Showing posts from October, 2018

fifteen years

sunday morning mr pembrooke wakes up in a bed next to a woman for the first time in fifteen years and he goes downstairs and makes breakfast for a woman for the first time in fifteen years and he thinks about the lectures his father used to give him about sex before marriage for the first time in fifteen years and he puts the coffee on the table next to the halved grapefruits and toast dripping with marmalade and soft boiled eggs and four strawberries each for the first time in fifteen years and he opens the newspaper and listens to the sounds of a house that is not empty and it is so different from the sounds of one that is and he decides that this morning he shall do his sunday morning crossword puzzle in pen. John Brantingham is  the first poet laureate of Sequoia and Kings Canyon National Park, and my work has been featured in hundreds of magazines and in The Best Small Fictions 2016. He has eight books of poetry and fiction including The Green of Sunset from Moon Tide Press,

The Election Rally

This story is written by Vijai Pant who is a freelance writer living in India “Hunger has been banished,” he thundered. The crowd roared. Kalawati, too, feebly cheered. After all, they had been given clear instructions on what all to do during the course of Netaji's speech, before being ferried in a truck to the rally. Meeting over, she jostled with the others for the promised 500 rupee note. After a lot of pushes and shoves she managed to lay her hands on one. Clutching the crumpled note she hurried home. She didn’t want to lose one more child to starvation.

The Party

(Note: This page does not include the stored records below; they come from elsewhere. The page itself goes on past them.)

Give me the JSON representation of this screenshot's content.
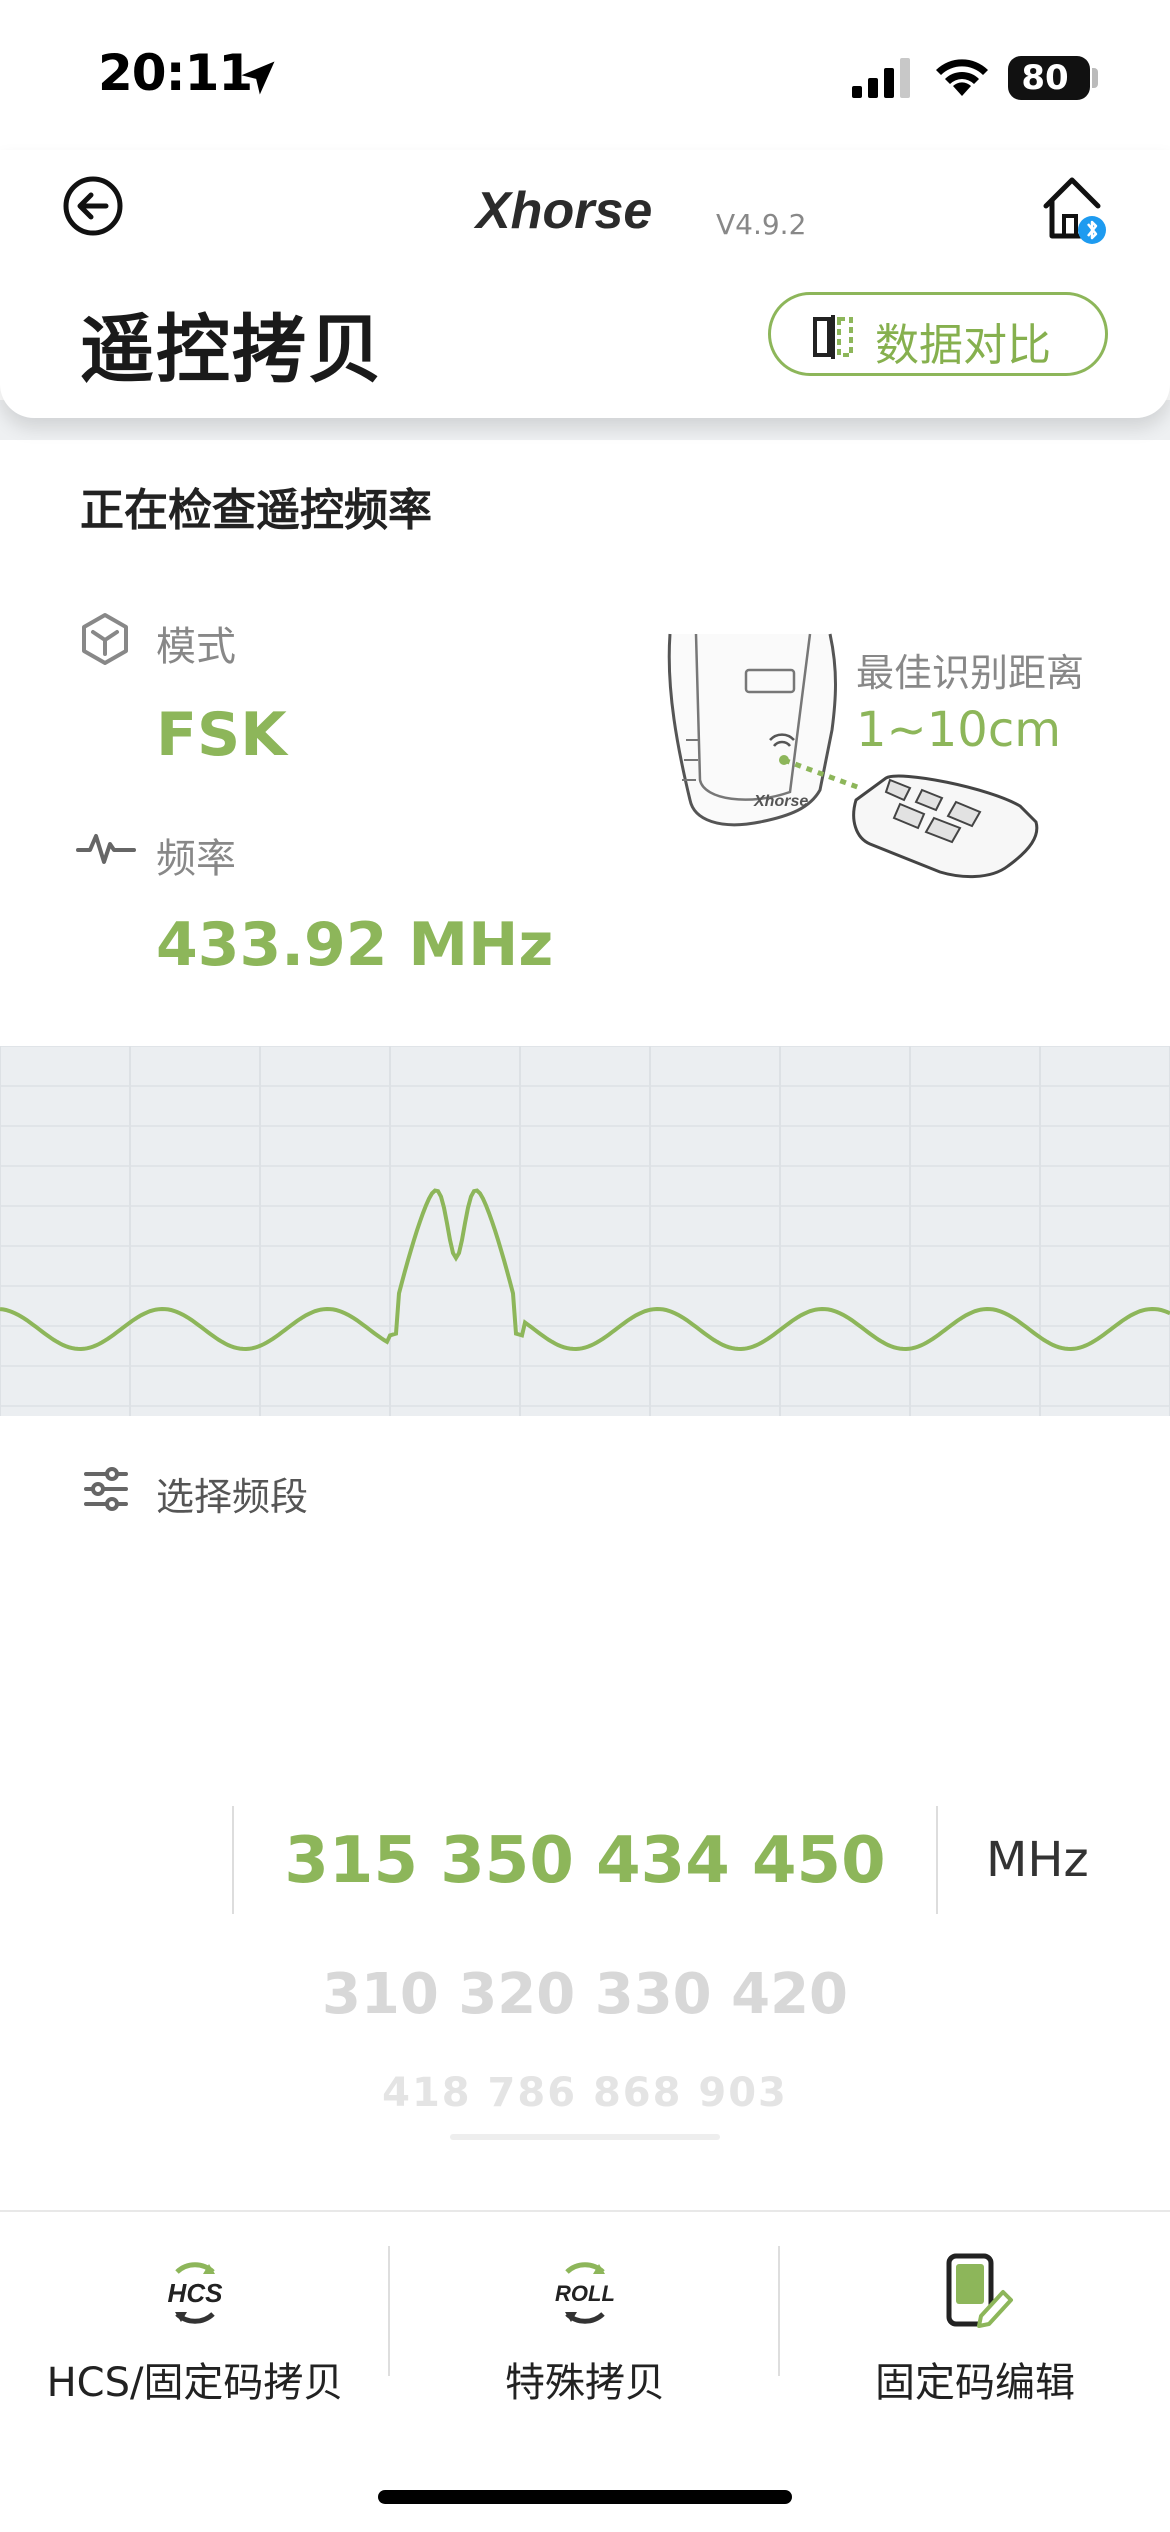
{
  "status_bar": {
    "time": "20:11",
    "battery": "80"
  },
  "header": {
    "logo_text": "Xhorse",
    "version": "V4.9.2",
    "title": "遥控拷贝",
    "compare_button": "数据对比"
  },
  "detection": {
    "status": "正在检查遥控频率",
    "mode_label": "模式",
    "mode_value": "FSK",
    "frequency_label": "频率",
    "frequency_value": "433.92 MHz",
    "distance_label": "最佳识别距离",
    "distance_value": "1~10cm"
  },
  "band_selector": {
    "label": "选择频段",
    "rows": [
      "315 350 434 450",
      "310 320 330 420",
      "418 786 868 903"
    ],
    "unit": "MHz"
  },
  "bottom_nav": [
    {
      "icon": "HCS",
      "label": "HCS/固定码拷贝"
    },
    {
      "icon": "ROLL",
      "label": "特殊拷贝"
    },
    {
      "icon": "edit-device-icon",
      "label": "固定码编辑"
    }
  ],
  "colors": {
    "accent": "#8db65a",
    "wave_bg": "#ebeef1"
  }
}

This is the first poem in #worthingflash and it is written by Laura Solomon You have to be dead to be invited to this party. As is to be expected, all the stars are here. Janis, Marilyn, Jesus. There are ordinary people too though. Kevin Watson who died of a blood clot to the brain shortly after his 40th birthday. He’s been resurrected. Now he’s partying in the corner – he’s put himself in charge of the music and is playing Nirvana as Cobain toys with a segment of his blown-off head. Other run-of-the-mill folk present? Jimmy Molesworth who hung himself and is now hitting on Janis Joplin who is oblivious to the attention, dancing wildly to Come As You Are a whisky bottle clutched tightly in her right hand. Jimmy’s still got rope marks around his neck. There’s Cindy Rutherford who was hit by a car while simultaneously cycling and listening to her iPod. Not a good combination. She’s got splinters of glass from the windscreen embedded in her face. Mari

Granddad's Crabmeat

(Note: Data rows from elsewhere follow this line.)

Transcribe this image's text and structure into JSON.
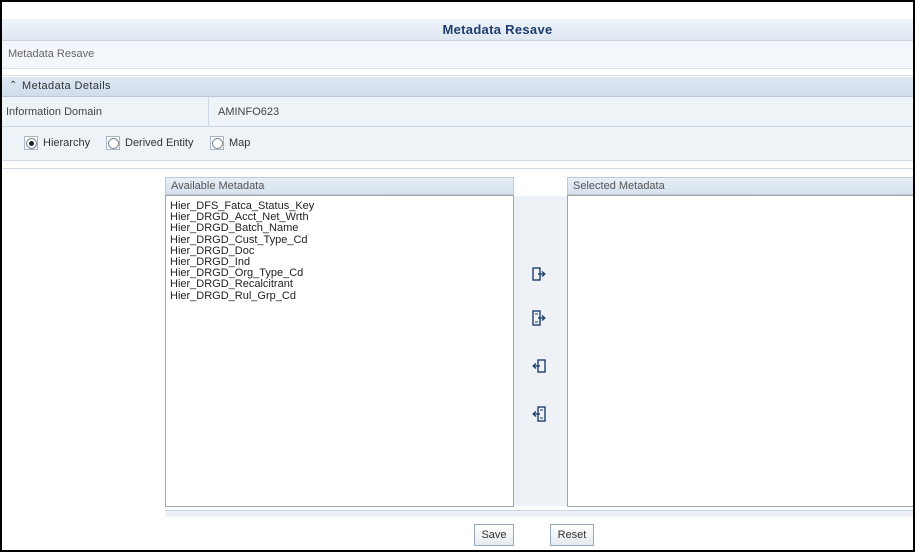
{
  "title": "Metadata Resave",
  "breadcrumb": "Metadata Resave",
  "section": {
    "label": "Metadata Details",
    "collapse_icon": "double-chevron-up-icon"
  },
  "info_domain": {
    "label": "Information Domain",
    "value": "AMINFO623"
  },
  "metadata_type": {
    "selected": "Hierarchy",
    "options": [
      "Hierarchy",
      "Derived Entity",
      "Map"
    ]
  },
  "available": {
    "header": "Available Metadata",
    "items": [
      "Hier_DFS_Fatca_Status_Key",
      "Hier_DRGD_Acct_Net_Wrth",
      "Hier_DRGD_Batch_Name",
      "Hier_DRGD_Cust_Type_Cd",
      "Hier_DRGD_Doc",
      "Hier_DRGD_Ind",
      "Hier_DRGD_Org_Type_Cd",
      "Hier_DRGD_Recalcitrant",
      "Hier_DRGD_Rul_Grp_Cd"
    ]
  },
  "selected": {
    "header": "Selected Metadata",
    "items": []
  },
  "move_buttons": [
    "move-selected-right-icon",
    "move-all-right-icon",
    "move-selected-left-icon",
    "move-all-left-icon"
  ],
  "actions": {
    "save": "Save",
    "reset": "Reset"
  }
}
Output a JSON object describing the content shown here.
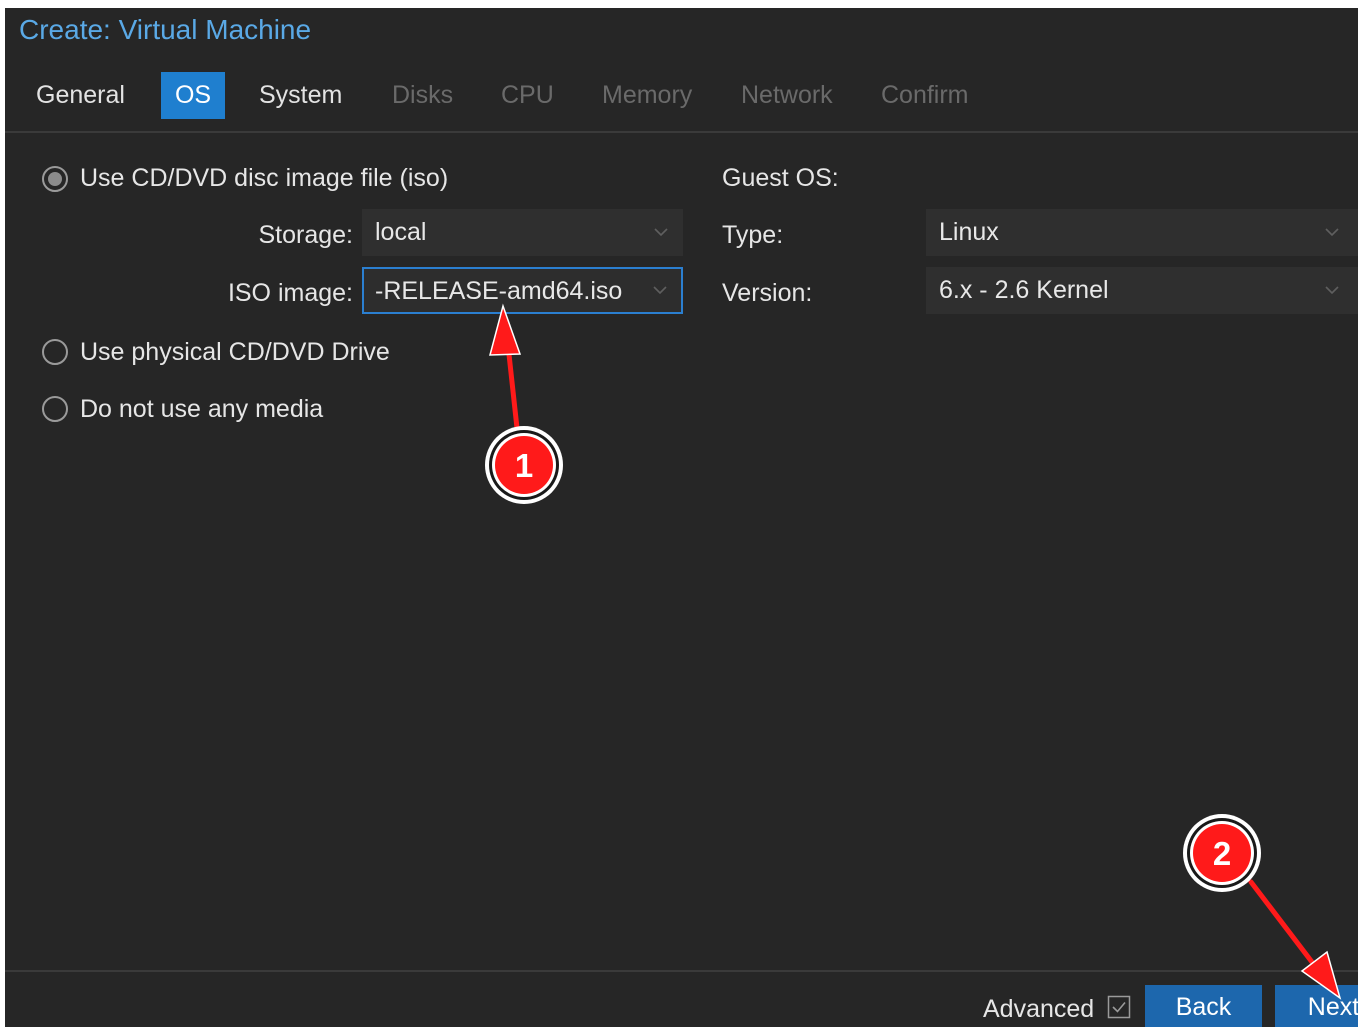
{
  "window": {
    "title": "Create: Virtual Machine"
  },
  "tabs": [
    {
      "label": "General",
      "state": "normal"
    },
    {
      "label": "OS",
      "state": "active"
    },
    {
      "label": "System",
      "state": "normal"
    },
    {
      "label": "Disks",
      "state": "disabled"
    },
    {
      "label": "CPU",
      "state": "disabled"
    },
    {
      "label": "Memory",
      "state": "disabled"
    },
    {
      "label": "Network",
      "state": "disabled"
    },
    {
      "label": "Confirm",
      "state": "disabled"
    }
  ],
  "media": {
    "option_iso": "Use CD/DVD disc image file (iso)",
    "storage_label": "Storage:",
    "storage_value": "local",
    "iso_label": "ISO image:",
    "iso_value": "-RELEASE-amd64.iso",
    "option_physical": "Use physical CD/DVD Drive",
    "option_none": "Do not use any media"
  },
  "guest_os": {
    "heading": "Guest OS:",
    "type_label": "Type:",
    "type_value": "Linux",
    "version_label": "Version:",
    "version_value": "6.x - 2.6 Kernel"
  },
  "footer": {
    "advanced_label": "Advanced",
    "back_label": "Back",
    "next_label": "Next"
  },
  "annotations": {
    "marker_1": "1",
    "marker_2": "2",
    "color": "#ff1a1a"
  },
  "colors": {
    "accent": "#1f7fcf",
    "title": "#5aa9e6",
    "background": "#262626"
  },
  "icons": {
    "dropdown": "chevron-down-icon",
    "checkbox": "checkbox-checked-icon"
  }
}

This story is by Nod Ghosh 'There's no crabmeat in heaven.' So you've come back to life, and the first thing you say to your grandson is some bullshit about seafood? 'Hey,' I manage. There's butter in my voice. Overcome with emotion, I see your open eyes, your limbs moving. You speak, and the death-stubble on your chin trembles. 'No streetlamps, no ice-cream, no tax returns, no armatures, no orgasms.' 'Steady.' It's not like you to talk that way. I've never heard you say the word  orgasm  before .  Or  armature.  What is an armature anyway? We haven't spoken for so long and the first words I say to you are  hey  and  steady . Classic. 'And,' you continue. 'In hospital, when you held my hand, said I'd see Eddie in heaven.' Eddie. I loved that dog. My eyes fill. I relive my eight-year-old self cradling the Labrador’s golden head. He died in my arms. You

Tough Enough

Tough Enough During his week-long trip from Kansas to Colorado with his wife and teenaged son, Oscar let his beard grow in. That's why he looked so facially awkward on the trip. There's probably a support group somewhere for this condition: not-quite-a-beard. But you can only be in the support group for a few weeks before they give you a pat on the back and tell you that you're cured, and you have to go away because there are people out there with real problems. Oscar thought the whole beard thing would give him that tough, outdoorsy, Western look for his trip. But Oscar wasn't in Kansas any more. Looking tough was a little difficult on this particular trip because he has a pronounced fear of heights. So when the family hiked up six-inch-wide switchback trails on an exposed Rocky Mountain ridge at ten thousand feet, his son skipped along, head down and checking for cell phone service, and his wife floated like a ballerina across gaps in the trail over head-spin